Dr. Jordan Amadio ruled out a tumor, and soon realized the mass was “pretty big” tapeworm larvae cyst.
The parasite had apparently been living and slowly growing in the 40-year-old’s brain for about 10 years.
"We did get to him just in time," Amadio told CNN. Moctezuma is expected to make a full recovery.
Neurocysticercosis, when larval cysts develop in the brain, can be fatal. Last year, an 18-year-old in India was taken to the hospital after complaining of pain and seizures.
» Teen dies after tapeworm infection leads to brain damage

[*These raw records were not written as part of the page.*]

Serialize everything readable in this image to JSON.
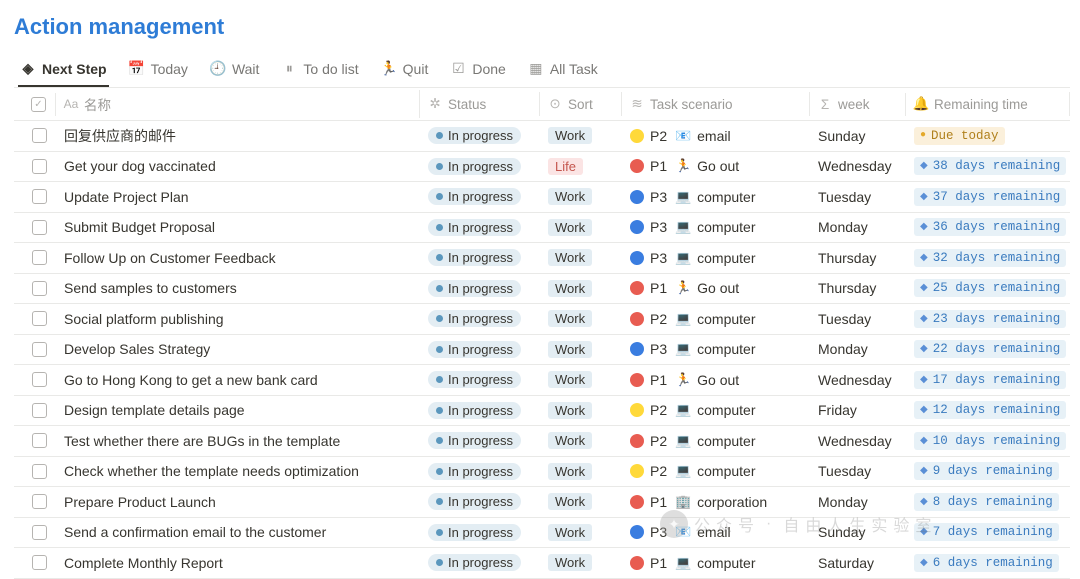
{
  "title": "Action management",
  "tabs": [
    {
      "id": "next-step",
      "label": "Next Step",
      "icon": "diamond",
      "active": true
    },
    {
      "id": "today",
      "label": "Today",
      "icon": "calendar-day"
    },
    {
      "id": "wait",
      "label": "Wait",
      "icon": "clock"
    },
    {
      "id": "todo",
      "label": "To do list",
      "icon": "pause"
    },
    {
      "id": "quit",
      "label": "Quit",
      "icon": "person-run"
    },
    {
      "id": "done",
      "label": "Done",
      "icon": "check-square"
    },
    {
      "id": "all",
      "label": "All Task",
      "icon": "calendar-grid"
    }
  ],
  "columns": {
    "name": {
      "label": "名称",
      "icon": "Aa"
    },
    "status": {
      "label": "Status",
      "icon": "spinner"
    },
    "sort": {
      "label": "Sort",
      "icon": "chevron-circle"
    },
    "scen": {
      "label": "Task scenario",
      "icon": "wave"
    },
    "week": {
      "label": "week",
      "icon": "sigma"
    },
    "remain": {
      "label": "Remaining time",
      "icon": "bell"
    }
  },
  "labels": {
    "in_progress": "In progress",
    "work": "Work",
    "life": "Life"
  },
  "priority": {
    "P1": "P1",
    "P2": "P2",
    "P3": "P3"
  },
  "scenario_types": {
    "email": {
      "icon": "📧",
      "label": "email"
    },
    "go_out": {
      "icon": "🏃",
      "label": "Go out"
    },
    "computer": {
      "icon": "💻",
      "label": "computer"
    },
    "corporation": {
      "icon": "🏢",
      "label": "corporation"
    }
  },
  "rows": [
    {
      "name": "回复供应商的邮件",
      "status": "in_progress",
      "sort": "work",
      "pri": "P2",
      "pri_color": "yellow",
      "scen": "email",
      "week": "Sunday",
      "remain": "Due today",
      "remain_style": "due"
    },
    {
      "name": "Get your dog vaccinated",
      "status": "in_progress",
      "sort": "life",
      "pri": "P1",
      "pri_color": "red",
      "scen": "go_out",
      "week": "Wednesday",
      "remain": "38 days remaining",
      "remain_style": "blue"
    },
    {
      "name": "Update Project Plan",
      "status": "in_progress",
      "sort": "work",
      "pri": "P3",
      "pri_color": "blue",
      "scen": "computer",
      "week": "Tuesday",
      "remain": "37 days remaining",
      "remain_style": "blue"
    },
    {
      "name": "Submit Budget Proposal",
      "status": "in_progress",
      "sort": "work",
      "pri": "P3",
      "pri_color": "blue",
      "scen": "computer",
      "week": "Monday",
      "remain": "36 days remaining",
      "remain_style": "blue"
    },
    {
      "name": "Follow Up on Customer Feedback",
      "status": "in_progress",
      "sort": "work",
      "pri": "P3",
      "pri_color": "blue",
      "scen": "computer",
      "week": "Thursday",
      "remain": "32 days remaining",
      "remain_style": "blue"
    },
    {
      "name": "Send samples to customers",
      "status": "in_progress",
      "sort": "work",
      "pri": "P1",
      "pri_color": "red",
      "scen": "go_out",
      "week": "Thursday",
      "remain": "25 days remaining",
      "remain_style": "blue"
    },
    {
      "name": "Social platform publishing",
      "status": "in_progress",
      "sort": "work",
      "pri": "P2",
      "pri_color": "red",
      "scen": "computer",
      "week": "Tuesday",
      "remain": "23 days remaining",
      "remain_style": "blue"
    },
    {
      "name": "Develop Sales Strategy",
      "status": "in_progress",
      "sort": "work",
      "pri": "P3",
      "pri_color": "blue",
      "scen": "computer",
      "week": "Monday",
      "remain": "22 days remaining",
      "remain_style": "blue"
    },
    {
      "name": "Go to Hong Kong to get a new bank card",
      "status": "in_progress",
      "sort": "work",
      "pri": "P1",
      "pri_color": "red",
      "scen": "go_out",
      "week": "Wednesday",
      "remain": "17 days remaining",
      "remain_style": "blue"
    },
    {
      "name": "Design template details page",
      "status": "in_progress",
      "sort": "work",
      "pri": "P2",
      "pri_color": "yellow",
      "scen": "computer",
      "week": "Friday",
      "remain": "12 days remaining",
      "remain_style": "blue"
    },
    {
      "name": "Test whether there are BUGs in the template",
      "status": "in_progress",
      "sort": "work",
      "pri": "P2",
      "pri_color": "red",
      "scen": "computer",
      "week": "Wednesday",
      "remain": "10 days remaining",
      "remain_style": "blue"
    },
    {
      "name": "Check whether the template needs optimization",
      "status": "in_progress",
      "sort": "work",
      "pri": "P2",
      "pri_color": "yellow",
      "scen": "computer",
      "week": "Tuesday",
      "remain": "9 days remaining",
      "remain_style": "blue"
    },
    {
      "name": "Prepare Product Launch",
      "status": "in_progress",
      "sort": "work",
      "pri": "P1",
      "pri_color": "red",
      "scen": "corporation",
      "week": "Monday",
      "remain": "8 days remaining",
      "remain_style": "blue"
    },
    {
      "name": "Send a confirmation email to the customer",
      "status": "in_progress",
      "sort": "work",
      "pri": "P3",
      "pri_color": "blue",
      "scen": "email",
      "week": "Sunday",
      "remain": "7 days remaining",
      "remain_style": "blue"
    },
    {
      "name": "Complete Monthly Report",
      "status": "in_progress",
      "sort": "work",
      "pri": "P1",
      "pri_color": "red",
      "scen": "computer",
      "week": "Saturday",
      "remain": "6 days remaining",
      "remain_style": "blue"
    }
  ],
  "watermark": {
    "prefix": "公众号",
    "suffix": "自由人生实验室"
  }
}
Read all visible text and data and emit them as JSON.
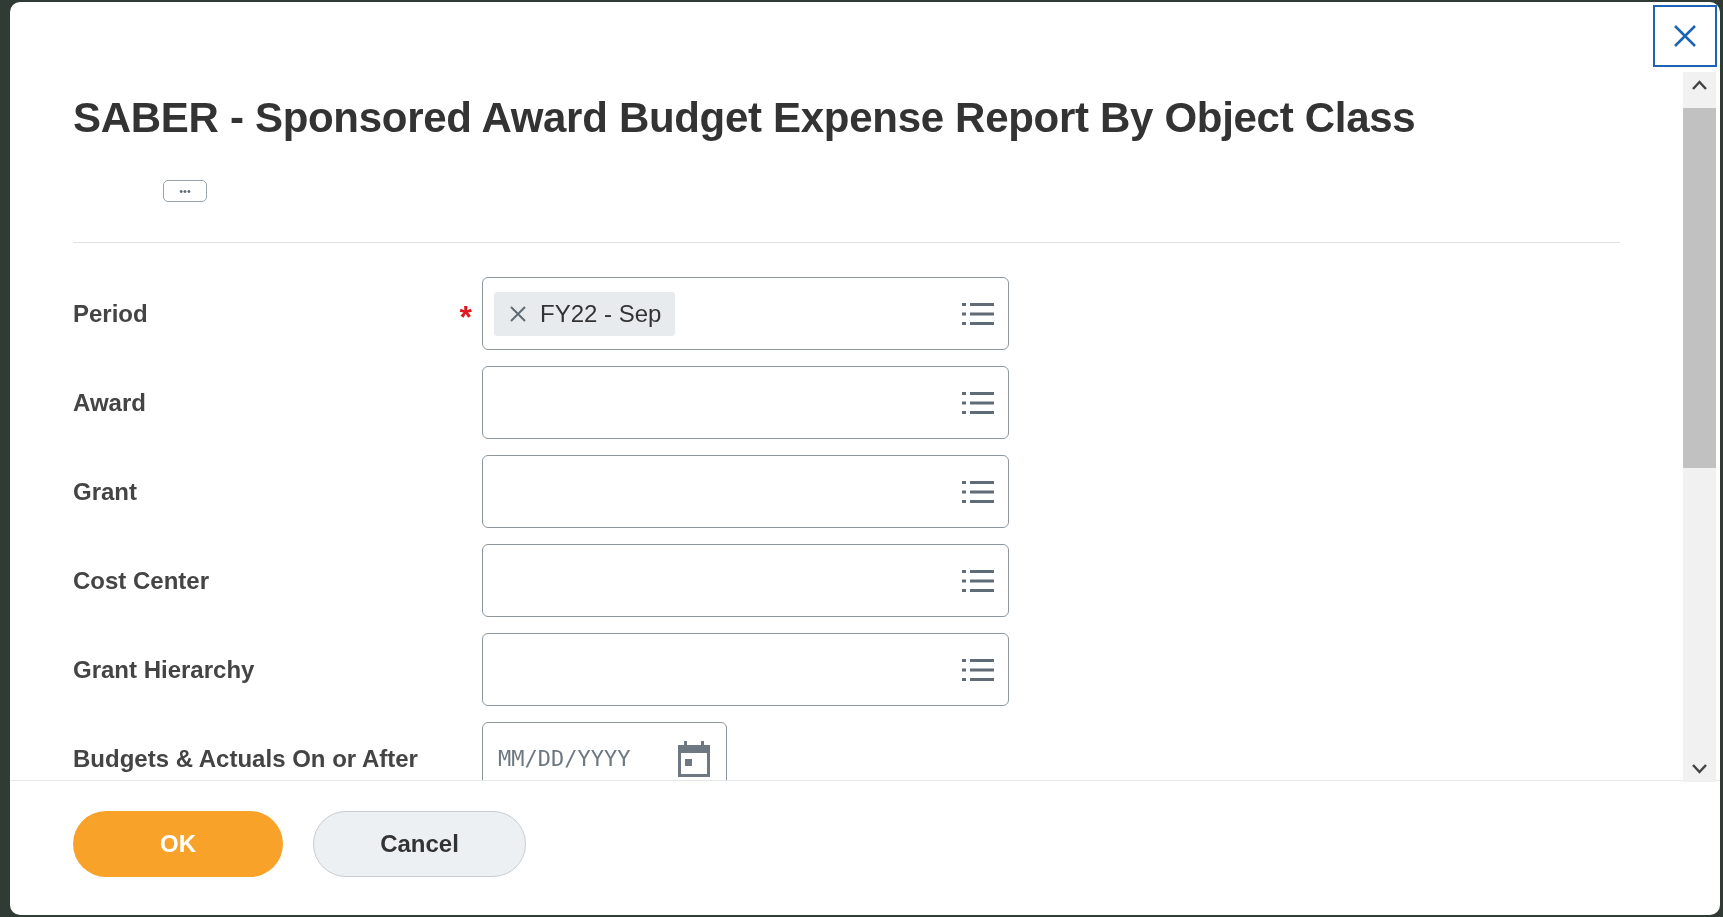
{
  "dialog": {
    "title": "SABER - Sponsored Award Budget Expense Report By Object Class",
    "more_button": "•••",
    "required_symbol": "*"
  },
  "fields": [
    {
      "label": "Period",
      "kind": "prompt",
      "required": true,
      "values": [
        "FY22 - Sep"
      ]
    },
    {
      "label": "Award",
      "kind": "prompt",
      "required": false
    },
    {
      "label": "Grant",
      "kind": "prompt",
      "required": false
    },
    {
      "label": "Cost Center",
      "kind": "prompt",
      "required": false
    },
    {
      "label": "Grant Hierarchy",
      "kind": "prompt",
      "required": false
    },
    {
      "label": "Budgets & Actuals On or After",
      "kind": "date",
      "required": false,
      "placeholder": "MM/DD/YYYY"
    }
  ],
  "buttons": [
    {
      "label": "OK",
      "kind": "primary"
    },
    {
      "label": "Cancel",
      "kind": "secondary"
    }
  ]
}
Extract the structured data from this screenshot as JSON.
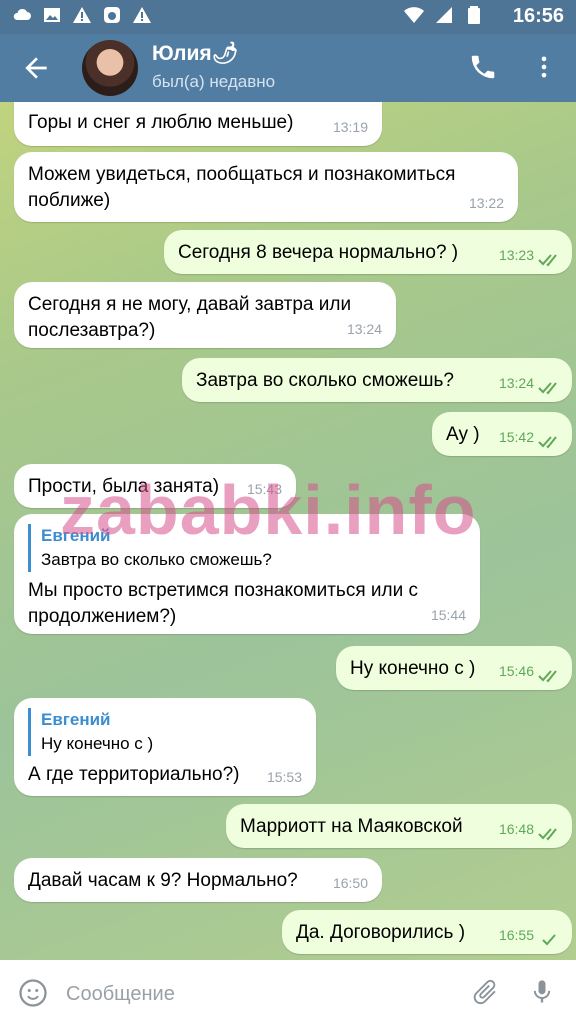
{
  "statusbar": {
    "time": "16:56"
  },
  "header": {
    "name": "Юлия",
    "name_emoji": "🌶",
    "status": "был(а) недавно"
  },
  "messages": [
    {
      "dir": "in",
      "text": "Горы и снег я люблю меньше)",
      "time": "13:19"
    },
    {
      "dir": "in",
      "text": "Можем увидеться, пообщаться и познакомиться поближе)",
      "time": "13:22"
    },
    {
      "dir": "out",
      "text": "Сегодня 8 вечера нормально? )",
      "time": "13:23"
    },
    {
      "dir": "in",
      "text": "Сегодня я не могу, давай завтра или послезавтра?)",
      "time": "13:24"
    },
    {
      "dir": "out",
      "text": "Завтра во сколько сможешь?",
      "time": "13:24"
    },
    {
      "dir": "out",
      "text": "Ау )",
      "time": "15:42"
    },
    {
      "dir": "in",
      "text": "Прости, была занята)",
      "time": "15:43"
    },
    {
      "dir": "in",
      "reply_name": "Евгений",
      "reply_text": "Завтра во сколько сможешь?",
      "text": "Мы просто встретимся познакомиться или с продолжением?)",
      "time": "15:44"
    },
    {
      "dir": "out",
      "text": "Ну конечно с )",
      "time": "15:46"
    },
    {
      "dir": "in",
      "reply_name": "Евгений",
      "reply_text": "Ну конечно с )",
      "text": "А где территориально?)",
      "time": "15:53"
    },
    {
      "dir": "out",
      "text": "Марриотт на Маяковской",
      "time": "16:48"
    },
    {
      "dir": "in",
      "text": "Давай часам к 9? Нормально?",
      "time": "16:50"
    },
    {
      "dir": "out",
      "text": "Да. Договорились )",
      "time": "16:55"
    }
  ],
  "watermark": "zababki.info",
  "composer": {
    "placeholder": "Сообщение"
  },
  "colors": {
    "header": "#527da3",
    "incoming_bubble": "#ffffff",
    "outgoing_bubble": "#effedd",
    "read_ticks": "#5fa859",
    "reply_accent": "#3b8ed0"
  },
  "icons": {
    "back": "arrow-left-icon",
    "call": "phone-icon",
    "more": "more-vertical-icon",
    "emoji": "smile-icon",
    "attach": "paperclip-icon",
    "mic": "microphone-icon",
    "read": "double-check-icon"
  }
}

An MRI of the teen's head "showed numerous well-defined cystic lesions throughout the cerebral cortex … and the brain stem and cerebellum … that were consistent with neurocysticercosis," Dr. Nishanth Dev and S. Zafar Abbas wrote in their case study for the New England Journal of Medicine.
Just two weeks after arriving at the hospital, the teen died.
How people get neurocysticercosis
According to the Atlanta-based Centers for Disease Control and Prevention, a person gets neurocysticercosis "by swallowing microscopic eggs passed in the feces of a person who has an intestinal pork tapeworm."
It works like this:
- A person eats undercooked, infected pork and gets a tapeworm infection in the intestines.
- The person passes tapeworm eggs in their feces.
- After using the bathroom, the person doesn't properly wash their hands, and may contaminate food or surfaces with feces containing these eggs.
- These eggs may be swallowed by another person if they eat contaminated food.
- The eggs then hatch and become larvae that find their way to the brain.
- These larvae cause neurocysticercosis.
The CDC states that people "do not get cysticercosis by eating undercooked pork. Eating undercooked pork can result in intestinal tapeworm (only) if the pork contains larval cysts. Pigs become infected by eating tapeworm eggs in the feces of a human infected with a tapeworm" (emphasis CDC).